But my initial shock was quickly dissipated by the harsh reality that hit me that Sunday morning.

Racism is still alive.

In no way am I trying to equate what happened to Emily and I to what happened to the victims in Charleston. We’re alive and well; there’s no coming back for these church goers. We live in Southern California where the population is diverse, a cultural melting pot where acts of racism aren’t usually life threatening. The Confederate flag still flies in the air in Charleston.

Think about that: the Confederate fucking flag.

Courtesy of Sean Rayford - Getty Images

Courtesy of Sean Rayford – Getty Images

I will never live in the South. I’m sure there are a lot of great Southerners that live there – the term Southern hospitality exists for a reason. It’s these crazy motherfuckers that screw it up for everyone else. I’d rather not deal with that shit.

***

I think it’s disingenuous and absurd for people to simply point at guns. It feels like these people want to blame what happened on the easy access people have to firearms.

How about we look at the asshole who shot these people?

He was white, and he hated black people. It’s really that simple. Was he mentally ill? Yes. Did he have easy access to a gun? Yes. But the main issue is that his actions were led by his racist ideologies.


I must admit – I think Lynyrd Skynrd’s Free Bird is a great song.

But I’ll never be a fan of a band that so proudly waves the Confederate flag like they do. That flag represents the blood of thousands and a shameful period in this country’s history. It’s a reminder of the worst in humanity, to believe that we aren’t entitled to the same basic rights.

***

I don’t necessarily like Bill Maher. He’s a little too hateful towards religion and the Republican Party for my taste, and he once said the 9/11 attacks were not a cowardly act, which is ludicrous.
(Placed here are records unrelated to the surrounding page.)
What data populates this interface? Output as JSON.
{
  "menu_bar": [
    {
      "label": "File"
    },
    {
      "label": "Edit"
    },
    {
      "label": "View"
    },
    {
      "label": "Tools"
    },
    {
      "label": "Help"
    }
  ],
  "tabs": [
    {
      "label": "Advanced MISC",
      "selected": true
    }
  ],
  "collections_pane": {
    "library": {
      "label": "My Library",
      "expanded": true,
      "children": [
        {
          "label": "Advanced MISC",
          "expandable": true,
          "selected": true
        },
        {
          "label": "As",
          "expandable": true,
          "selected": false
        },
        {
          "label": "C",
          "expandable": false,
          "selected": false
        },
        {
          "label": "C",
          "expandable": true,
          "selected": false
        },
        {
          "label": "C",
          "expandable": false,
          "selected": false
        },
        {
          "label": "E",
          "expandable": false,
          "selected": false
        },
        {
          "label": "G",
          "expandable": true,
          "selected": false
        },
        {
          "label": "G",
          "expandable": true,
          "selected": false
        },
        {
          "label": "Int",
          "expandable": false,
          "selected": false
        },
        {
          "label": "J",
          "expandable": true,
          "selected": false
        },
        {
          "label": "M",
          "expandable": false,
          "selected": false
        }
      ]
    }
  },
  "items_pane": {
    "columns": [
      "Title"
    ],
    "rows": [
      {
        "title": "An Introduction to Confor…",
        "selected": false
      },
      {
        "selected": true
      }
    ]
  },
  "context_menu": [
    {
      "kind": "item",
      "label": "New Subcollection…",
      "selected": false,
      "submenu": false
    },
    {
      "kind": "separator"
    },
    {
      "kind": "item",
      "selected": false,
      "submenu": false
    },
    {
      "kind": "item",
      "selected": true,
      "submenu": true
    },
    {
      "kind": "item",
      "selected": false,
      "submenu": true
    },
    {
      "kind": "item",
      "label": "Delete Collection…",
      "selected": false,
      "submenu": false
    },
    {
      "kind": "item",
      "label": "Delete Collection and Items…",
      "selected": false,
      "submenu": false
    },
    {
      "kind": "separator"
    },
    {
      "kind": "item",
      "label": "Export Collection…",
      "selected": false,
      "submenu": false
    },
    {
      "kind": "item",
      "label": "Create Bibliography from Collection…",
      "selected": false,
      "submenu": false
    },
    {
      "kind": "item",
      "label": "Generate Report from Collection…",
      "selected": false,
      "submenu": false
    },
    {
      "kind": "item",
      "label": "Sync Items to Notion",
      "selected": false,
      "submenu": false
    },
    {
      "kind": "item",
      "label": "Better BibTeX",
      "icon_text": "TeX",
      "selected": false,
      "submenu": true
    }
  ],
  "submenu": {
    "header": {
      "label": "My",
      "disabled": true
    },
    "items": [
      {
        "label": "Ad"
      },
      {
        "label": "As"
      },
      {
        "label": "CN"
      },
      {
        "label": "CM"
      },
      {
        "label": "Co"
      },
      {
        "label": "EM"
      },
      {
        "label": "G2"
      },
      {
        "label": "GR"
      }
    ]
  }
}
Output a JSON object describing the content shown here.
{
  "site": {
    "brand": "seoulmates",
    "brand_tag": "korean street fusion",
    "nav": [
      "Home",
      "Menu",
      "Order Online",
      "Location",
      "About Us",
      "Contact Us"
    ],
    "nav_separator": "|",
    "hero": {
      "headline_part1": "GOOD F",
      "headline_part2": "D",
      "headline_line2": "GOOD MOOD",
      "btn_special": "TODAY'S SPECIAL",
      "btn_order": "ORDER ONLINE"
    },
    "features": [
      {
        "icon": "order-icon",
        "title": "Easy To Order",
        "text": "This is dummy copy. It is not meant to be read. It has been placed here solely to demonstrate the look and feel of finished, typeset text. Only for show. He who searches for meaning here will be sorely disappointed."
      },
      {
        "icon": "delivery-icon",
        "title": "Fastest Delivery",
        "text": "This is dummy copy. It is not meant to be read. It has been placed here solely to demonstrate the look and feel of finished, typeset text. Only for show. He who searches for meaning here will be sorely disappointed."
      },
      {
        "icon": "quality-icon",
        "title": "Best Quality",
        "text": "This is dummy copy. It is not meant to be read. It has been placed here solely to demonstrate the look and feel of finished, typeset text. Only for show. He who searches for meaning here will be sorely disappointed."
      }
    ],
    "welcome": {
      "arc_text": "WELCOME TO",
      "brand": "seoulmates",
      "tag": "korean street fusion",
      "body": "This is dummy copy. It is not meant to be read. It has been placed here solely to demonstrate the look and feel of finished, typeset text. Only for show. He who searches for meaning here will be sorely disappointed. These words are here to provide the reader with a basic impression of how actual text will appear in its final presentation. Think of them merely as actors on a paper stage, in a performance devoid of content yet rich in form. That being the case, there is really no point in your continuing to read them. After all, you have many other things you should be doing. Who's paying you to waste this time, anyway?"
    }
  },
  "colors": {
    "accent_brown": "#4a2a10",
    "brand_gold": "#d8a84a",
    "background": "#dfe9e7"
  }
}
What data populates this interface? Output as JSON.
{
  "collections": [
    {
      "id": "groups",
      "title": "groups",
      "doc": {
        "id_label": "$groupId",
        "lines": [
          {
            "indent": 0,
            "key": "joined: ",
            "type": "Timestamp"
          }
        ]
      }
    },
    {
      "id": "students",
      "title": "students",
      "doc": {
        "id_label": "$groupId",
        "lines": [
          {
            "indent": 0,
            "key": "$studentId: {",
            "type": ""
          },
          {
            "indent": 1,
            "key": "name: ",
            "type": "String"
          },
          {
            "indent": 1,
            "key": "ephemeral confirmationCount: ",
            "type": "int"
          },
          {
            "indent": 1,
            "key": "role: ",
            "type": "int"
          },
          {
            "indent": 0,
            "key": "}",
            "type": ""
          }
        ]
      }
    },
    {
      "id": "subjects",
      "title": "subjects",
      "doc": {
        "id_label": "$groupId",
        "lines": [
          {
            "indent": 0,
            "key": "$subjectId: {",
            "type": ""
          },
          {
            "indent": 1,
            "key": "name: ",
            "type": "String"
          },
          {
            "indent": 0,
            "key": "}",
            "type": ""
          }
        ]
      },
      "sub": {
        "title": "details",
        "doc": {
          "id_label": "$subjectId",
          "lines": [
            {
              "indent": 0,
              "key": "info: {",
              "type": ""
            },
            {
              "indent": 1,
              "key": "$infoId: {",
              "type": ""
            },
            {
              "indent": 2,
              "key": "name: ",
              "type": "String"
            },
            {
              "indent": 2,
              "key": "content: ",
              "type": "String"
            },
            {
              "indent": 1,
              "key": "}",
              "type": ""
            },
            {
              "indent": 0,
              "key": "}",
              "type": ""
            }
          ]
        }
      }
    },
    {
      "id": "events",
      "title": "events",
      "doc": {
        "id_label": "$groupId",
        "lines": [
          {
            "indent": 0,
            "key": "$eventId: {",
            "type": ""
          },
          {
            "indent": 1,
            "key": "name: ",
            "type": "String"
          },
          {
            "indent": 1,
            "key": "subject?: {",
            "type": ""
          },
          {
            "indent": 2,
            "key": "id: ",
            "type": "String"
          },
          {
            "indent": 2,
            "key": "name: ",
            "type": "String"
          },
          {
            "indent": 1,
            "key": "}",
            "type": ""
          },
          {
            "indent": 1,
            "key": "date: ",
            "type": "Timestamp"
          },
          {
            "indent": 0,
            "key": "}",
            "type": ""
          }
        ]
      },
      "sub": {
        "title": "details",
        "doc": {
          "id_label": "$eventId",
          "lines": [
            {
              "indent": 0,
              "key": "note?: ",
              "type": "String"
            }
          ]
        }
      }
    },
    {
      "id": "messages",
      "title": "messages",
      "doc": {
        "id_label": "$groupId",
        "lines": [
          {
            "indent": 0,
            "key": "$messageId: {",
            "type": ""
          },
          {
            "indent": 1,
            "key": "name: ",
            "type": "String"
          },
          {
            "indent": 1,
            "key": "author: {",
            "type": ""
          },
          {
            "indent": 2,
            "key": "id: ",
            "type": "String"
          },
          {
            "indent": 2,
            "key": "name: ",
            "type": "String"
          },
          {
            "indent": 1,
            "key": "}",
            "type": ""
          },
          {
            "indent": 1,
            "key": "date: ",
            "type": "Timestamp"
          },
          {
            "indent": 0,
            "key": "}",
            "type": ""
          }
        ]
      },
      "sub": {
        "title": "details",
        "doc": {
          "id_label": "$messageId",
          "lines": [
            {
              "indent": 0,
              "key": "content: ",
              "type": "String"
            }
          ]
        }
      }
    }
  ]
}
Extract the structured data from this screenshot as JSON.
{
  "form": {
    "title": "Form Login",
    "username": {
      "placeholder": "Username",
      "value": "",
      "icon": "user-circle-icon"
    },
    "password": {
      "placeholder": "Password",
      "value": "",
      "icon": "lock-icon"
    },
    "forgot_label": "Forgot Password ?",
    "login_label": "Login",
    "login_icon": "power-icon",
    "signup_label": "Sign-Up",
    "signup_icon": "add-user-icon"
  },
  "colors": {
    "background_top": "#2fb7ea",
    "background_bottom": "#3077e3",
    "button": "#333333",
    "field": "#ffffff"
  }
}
But I keep thinking about his words on racism today. People want to blame guns or mental illness for what happened in Charleston, but the underlying reason is, for lack of a better term, black and white.

– Chris.